More study info: http://www.fatherhoodcoalition.org/cpf/Gardner_209A_study_index.htm
Study Wars: The Fathers Strike Back, by Mark Charalambous

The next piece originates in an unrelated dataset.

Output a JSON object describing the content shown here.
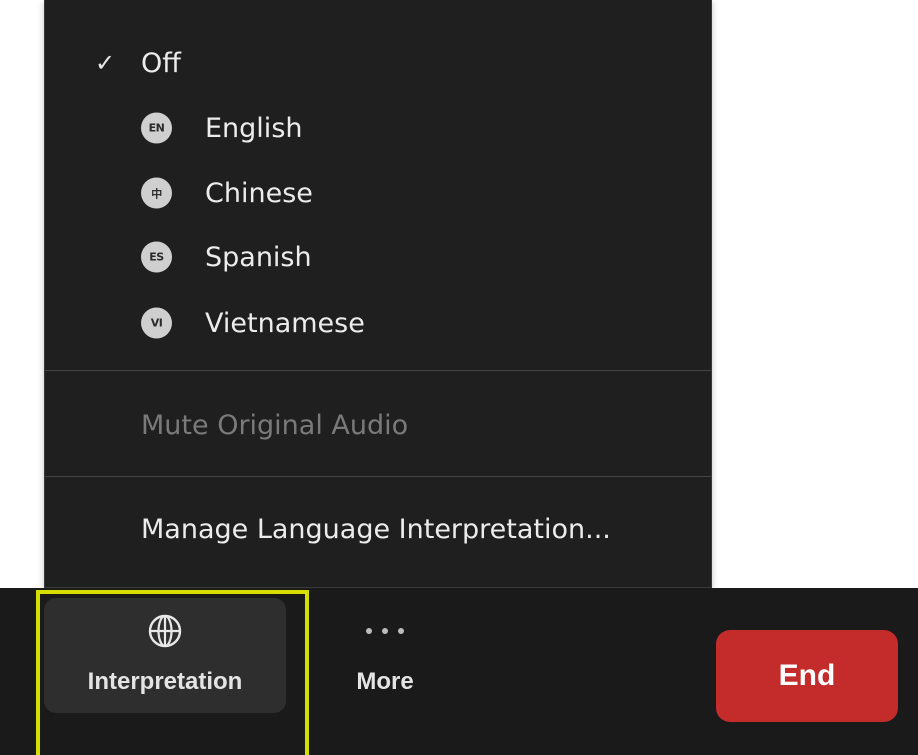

For further information on the study and/or CPF/The Fatherhood Coalition: